By this time, I had a bowling center just ten minutes from home, and I was practicing hard. Marek Charęzinski was my first coach who taught me the basics. I have always had that desire to generate rev rate so I was doing many drills, trying to figure out what my hands needed to do to make the ball rev up and hook, I was determined.
By the time I was sixteen, I’d won every major championship in Poland, Youth and Adult, but I was finding it harder internationally. I had five bronze medals at Youth events, but I didn’t seem to be improving. I was stuck in one place for too long, I was losing heart - and then I met Costas Mitsingas.
He was a USBC gold-certified coach, and it was Costas who taught me the modern game. He saw me as the power player that I was, he made videos, showed me how I compared with pro bowlers and what I needed to work on. He showed me my direction and rekindled hope in me.
I was with Costas till 2012, when I enrolled at Webber International University. Webber changed me, taking my challenges to a whole new level. The bowling was highly structured, rigorous and tough mentally, from learning to bowl in a team to all the new information and massive cultural differences. And I was no longer the best.
Webber International bowling program practices in the best bowling facility in the Nation - Kegel training center. Throughout my 4 years in Webber I had ups and downs but thanks to all the coaches who put all their heart into making us better players that's exactly what I became, a better player.
In my four years at Webber, I was part of a team that was twice NAIA champions, and in 2016 we won the Intercollegiate Team Championships, the biggest title in college bowling, making us the best team in the nation at the time - the best graduation present I could have asked for.
When I finished at Webber, I decided to take it a little easier, getting a work visa and concentrating on working and practicing. As it turned out, though, 2016 was a great year for me. Against expectations, I qualified 2nd for USBC Queens, made the top 24 at the US Open and finished in the top eight at the Cheetah World Series of Bowling, competing against men.
2016 was the year I was noticed, the year I signed my first contracts with the companies I’m still with.
All this encouraged me to apply for my Pro card and try my chances on the tour. After all, I had nothing to lose. If it had all fallen apart, I could still have gone home, worked on my major and bowled as an amateur.
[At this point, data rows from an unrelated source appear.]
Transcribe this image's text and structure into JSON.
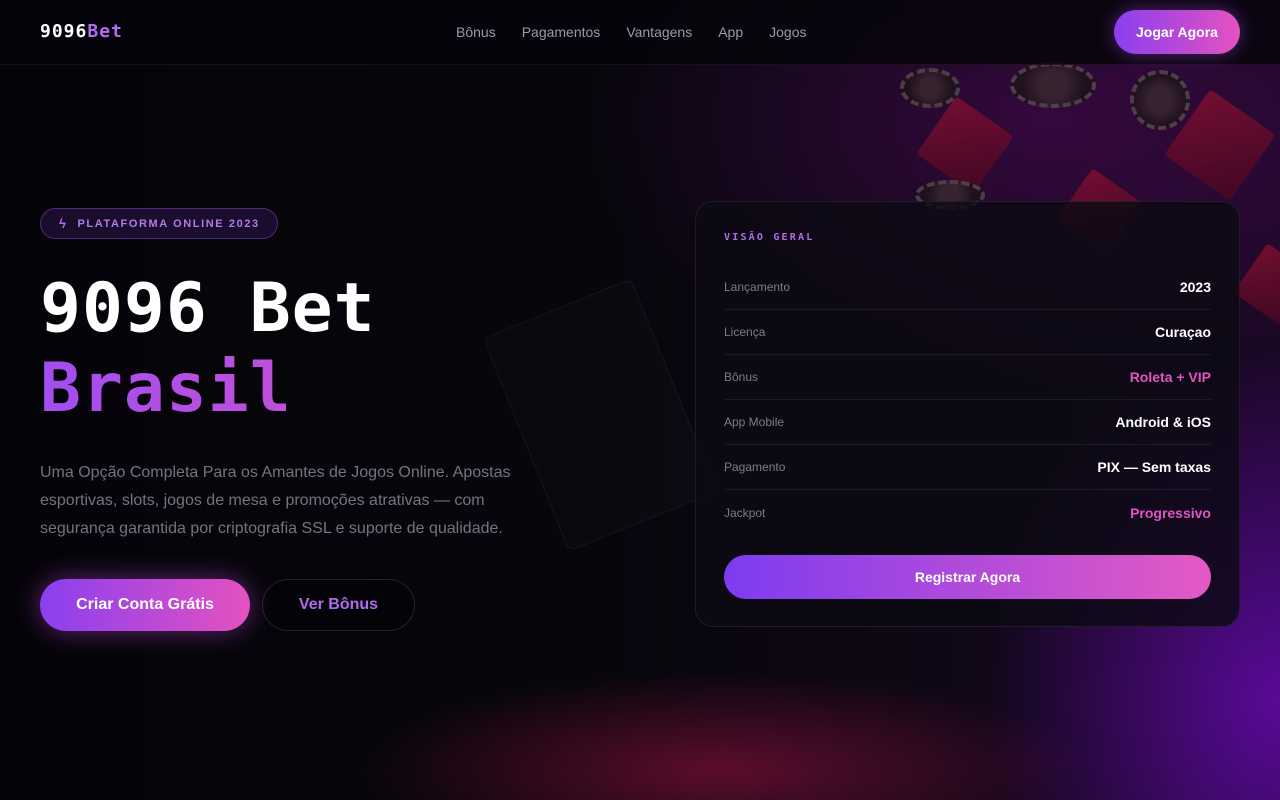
{
  "header": {
    "logo_main": "9096",
    "logo_accent": "Bet",
    "nav": [
      "Bônus",
      "Pagamentos",
      "Vantagens",
      "App",
      "Jogos"
    ],
    "cta_label": "Jogar Agora"
  },
  "hero": {
    "badge": "PLATAFORMA ONLINE 2023",
    "title_line1": "9096 Bet",
    "title_line2": "Brasil",
    "description": "Uma Opção Completa Para os Amantes de Jogos Online. Apostas esportivas, slots, jogos de mesa e promoções atrativas — com segurança garantida por criptografia SSL e suporte de qualidade.",
    "primary_button": "Criar Conta Grátis",
    "secondary_button": "Ver Bônus"
  },
  "overview": {
    "title": "VISÃO GERAL",
    "rows": [
      {
        "label": "Lançamento",
        "value": "2023"
      },
      {
        "label": "Licença",
        "value": "Curaçao"
      },
      {
        "label": "Bônus",
        "value": "Roleta + VIP"
      },
      {
        "label": "App Mobile",
        "value": "Android & iOS"
      },
      {
        "label": "Pagamento",
        "value": "PIX — Sem taxas"
      },
      {
        "label": "Jackpot",
        "value": "Progressivo"
      }
    ],
    "button": "Registrar Agora"
  },
  "colors": {
    "accent_purple": "#8a3ff0",
    "accent_pink": "#e452c0",
    "background": "#07060b"
  }
}
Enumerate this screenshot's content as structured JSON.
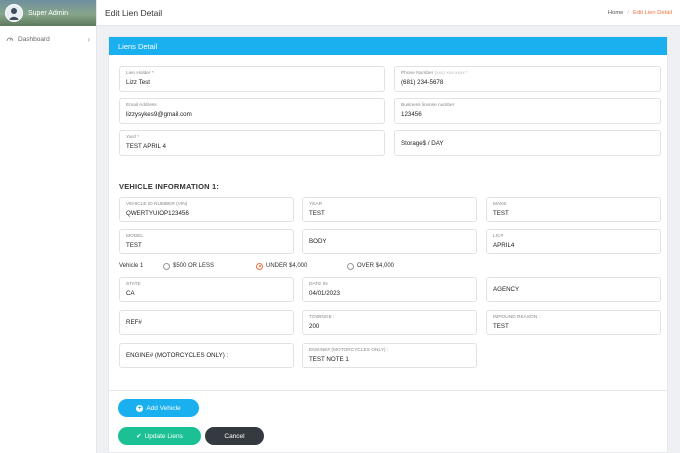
{
  "sidebar": {
    "user_name": "Super Admin",
    "items": [
      {
        "label": "Dashboard",
        "icon": "dashboard-icon"
      }
    ]
  },
  "header": {
    "title": "Edit Lien Detail",
    "breadcrumb": {
      "home": "Home",
      "current": "Edit Lien Detail"
    }
  },
  "card": {
    "title": "Liens Detail"
  },
  "lien_fields": {
    "lien_holder": {
      "label": "Lien Holder *",
      "value": "Lizz Test"
    },
    "phone": {
      "label": "Phone Number",
      "hint": "(xxx) xxx-xxxx *",
      "value": "(681) 234-5678"
    },
    "email": {
      "label": "Email Address",
      "value": "lizzysykes9@gmail.com"
    },
    "business_license": {
      "label": "Business license number",
      "value": "123456"
    },
    "yard": {
      "label": "Yard *",
      "value": "TEST APRIL 4"
    },
    "storage": {
      "value": "Storage$ / DAY"
    }
  },
  "vehicle": {
    "section_title": "VEHICLE INFORMATION 1:",
    "vin": {
      "label": "VEHICLE ID NUMBER (VIN)",
      "value": "QWERTYUIOP123456"
    },
    "year": {
      "label": "YEAR",
      "value": "TEST"
    },
    "make": {
      "label": "MAKE",
      "value": "TEST"
    },
    "model": {
      "label": "MODEL",
      "value": "TEST"
    },
    "body": {
      "value": "BODY"
    },
    "lic": {
      "label": "LIC#",
      "value": "APRIL4"
    },
    "value_label": "Vehicle 1",
    "value_options": [
      "$500 OR LESS",
      "UNDER $4,000",
      "OVER $4,000"
    ],
    "value_selected": "UNDER $4,000",
    "state": {
      "label": "STATE",
      "value": "CA"
    },
    "date_in": {
      "label": "DATE IN",
      "value": "04/01/2023"
    },
    "agency": {
      "value": "AGENCY"
    },
    "ref": {
      "value": "REF#"
    },
    "towinge": {
      "label": "TOWINGE :",
      "value": "200"
    },
    "impound_reason": {
      "label": "IMPOUND REASON :",
      "value": "TEST"
    },
    "engine_empty": {
      "value": "ENGINE# (MOTORCYCLES ONLY) :"
    },
    "engine": {
      "label": "ENGINE# (MOTORCYCLES ONLY) :",
      "value": "TEST NOTE 1"
    }
  },
  "buttons": {
    "add_vehicle": "Add Vehicle",
    "update_liens": "Update Liens",
    "cancel": "Cancel"
  },
  "colors": {
    "accent": "#1ab0ef",
    "success": "#1bc194",
    "dark": "#343a40",
    "highlight": "#f0713c"
  }
}
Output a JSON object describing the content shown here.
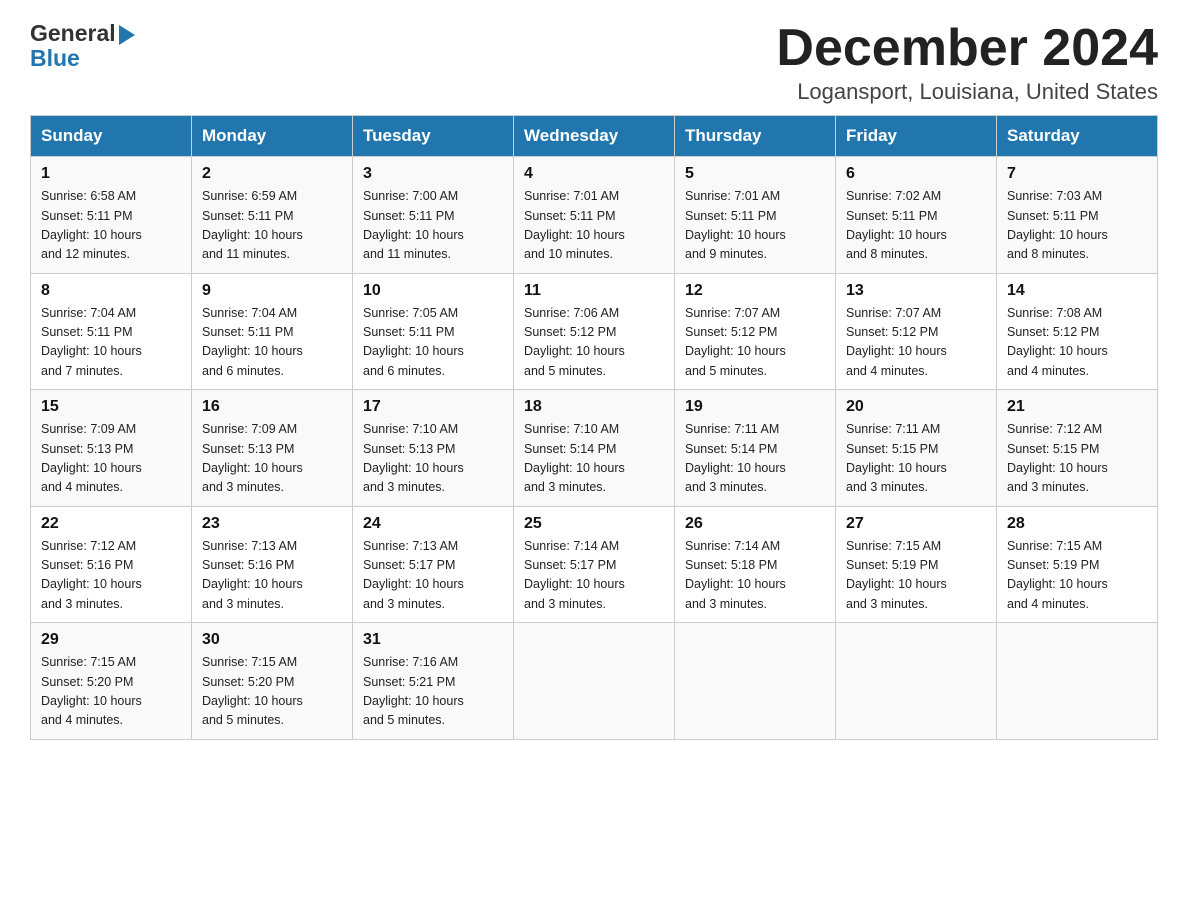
{
  "header": {
    "logo_general": "General",
    "logo_blue": "Blue",
    "month_title": "December 2024",
    "location": "Logansport, Louisiana, United States"
  },
  "days_of_week": [
    "Sunday",
    "Monday",
    "Tuesday",
    "Wednesday",
    "Thursday",
    "Friday",
    "Saturday"
  ],
  "weeks": [
    [
      {
        "day": "1",
        "sunrise": "6:58 AM",
        "sunset": "5:11 PM",
        "daylight": "10 hours and 12 minutes."
      },
      {
        "day": "2",
        "sunrise": "6:59 AM",
        "sunset": "5:11 PM",
        "daylight": "10 hours and 11 minutes."
      },
      {
        "day": "3",
        "sunrise": "7:00 AM",
        "sunset": "5:11 PM",
        "daylight": "10 hours and 11 minutes."
      },
      {
        "day": "4",
        "sunrise": "7:01 AM",
        "sunset": "5:11 PM",
        "daylight": "10 hours and 10 minutes."
      },
      {
        "day": "5",
        "sunrise": "7:01 AM",
        "sunset": "5:11 PM",
        "daylight": "10 hours and 9 minutes."
      },
      {
        "day": "6",
        "sunrise": "7:02 AM",
        "sunset": "5:11 PM",
        "daylight": "10 hours and 8 minutes."
      },
      {
        "day": "7",
        "sunrise": "7:03 AM",
        "sunset": "5:11 PM",
        "daylight": "10 hours and 8 minutes."
      }
    ],
    [
      {
        "day": "8",
        "sunrise": "7:04 AM",
        "sunset": "5:11 PM",
        "daylight": "10 hours and 7 minutes."
      },
      {
        "day": "9",
        "sunrise": "7:04 AM",
        "sunset": "5:11 PM",
        "daylight": "10 hours and 6 minutes."
      },
      {
        "day": "10",
        "sunrise": "7:05 AM",
        "sunset": "5:11 PM",
        "daylight": "10 hours and 6 minutes."
      },
      {
        "day": "11",
        "sunrise": "7:06 AM",
        "sunset": "5:12 PM",
        "daylight": "10 hours and 5 minutes."
      },
      {
        "day": "12",
        "sunrise": "7:07 AM",
        "sunset": "5:12 PM",
        "daylight": "10 hours and 5 minutes."
      },
      {
        "day": "13",
        "sunrise": "7:07 AM",
        "sunset": "5:12 PM",
        "daylight": "10 hours and 4 minutes."
      },
      {
        "day": "14",
        "sunrise": "7:08 AM",
        "sunset": "5:12 PM",
        "daylight": "10 hours and 4 minutes."
      }
    ],
    [
      {
        "day": "15",
        "sunrise": "7:09 AM",
        "sunset": "5:13 PM",
        "daylight": "10 hours and 4 minutes."
      },
      {
        "day": "16",
        "sunrise": "7:09 AM",
        "sunset": "5:13 PM",
        "daylight": "10 hours and 3 minutes."
      },
      {
        "day": "17",
        "sunrise": "7:10 AM",
        "sunset": "5:13 PM",
        "daylight": "10 hours and 3 minutes."
      },
      {
        "day": "18",
        "sunrise": "7:10 AM",
        "sunset": "5:14 PM",
        "daylight": "10 hours and 3 minutes."
      },
      {
        "day": "19",
        "sunrise": "7:11 AM",
        "sunset": "5:14 PM",
        "daylight": "10 hours and 3 minutes."
      },
      {
        "day": "20",
        "sunrise": "7:11 AM",
        "sunset": "5:15 PM",
        "daylight": "10 hours and 3 minutes."
      },
      {
        "day": "21",
        "sunrise": "7:12 AM",
        "sunset": "5:15 PM",
        "daylight": "10 hours and 3 minutes."
      }
    ],
    [
      {
        "day": "22",
        "sunrise": "7:12 AM",
        "sunset": "5:16 PM",
        "daylight": "10 hours and 3 minutes."
      },
      {
        "day": "23",
        "sunrise": "7:13 AM",
        "sunset": "5:16 PM",
        "daylight": "10 hours and 3 minutes."
      },
      {
        "day": "24",
        "sunrise": "7:13 AM",
        "sunset": "5:17 PM",
        "daylight": "10 hours and 3 minutes."
      },
      {
        "day": "25",
        "sunrise": "7:14 AM",
        "sunset": "5:17 PM",
        "daylight": "10 hours and 3 minutes."
      },
      {
        "day": "26",
        "sunrise": "7:14 AM",
        "sunset": "5:18 PM",
        "daylight": "10 hours and 3 minutes."
      },
      {
        "day": "27",
        "sunrise": "7:15 AM",
        "sunset": "5:19 PM",
        "daylight": "10 hours and 3 minutes."
      },
      {
        "day": "28",
        "sunrise": "7:15 AM",
        "sunset": "5:19 PM",
        "daylight": "10 hours and 4 minutes."
      }
    ],
    [
      {
        "day": "29",
        "sunrise": "7:15 AM",
        "sunset": "5:20 PM",
        "daylight": "10 hours and 4 minutes."
      },
      {
        "day": "30",
        "sunrise": "7:15 AM",
        "sunset": "5:20 PM",
        "daylight": "10 hours and 5 minutes."
      },
      {
        "day": "31",
        "sunrise": "7:16 AM",
        "sunset": "5:21 PM",
        "daylight": "10 hours and 5 minutes."
      },
      null,
      null,
      null,
      null
    ]
  ],
  "labels": {
    "sunrise_prefix": "Sunrise: ",
    "sunset_prefix": "Sunset: ",
    "daylight_prefix": "Daylight: "
  }
}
It didn’t go well at first, and I was really beating myself up mentally. I hated being mediocre, failing at the first cut, never getting the chance to go further. Then I shot my first 300 on the tour, and everything changed. I won my first professional title, The PWBA Greater Detroit Open, even more important, I learnt to believe in myself again. A couple of tournaments later, it was the US Open. I led the field, adding two more perfect games to my record, and only lost in the final to Liz Johnson.
And, at the end of the season, I got the reward of my dreams — ROOKIE OF THE YEAR.
My story’s being written every day, my achievements are the result of hard work, a very positive attitude, competitiveness and great help from the coaches at Kegel training center who I practice with to this day.
2017 was the year that came with a gentle tap on the shoulder, reminding me who I was and what I could be. I’m keeping my heart open and my dreams big. I’ll do whatever I need to get the adrenaline rush, bowl to be the best, show that where there’s passion, hard work and determination, miracles do happen.
Bowling is not about luck, and it’s not even really much to do with talent — it’s about hard work and an understanding of the game. I’ve achieved what I have because one day I decided to give up everything for something bigger and better and I hope to compete at the highest level for many years to come.
It's my supporters that inspire me to improve each and every day and I am truly grateful for all the messages and encouragement I receive.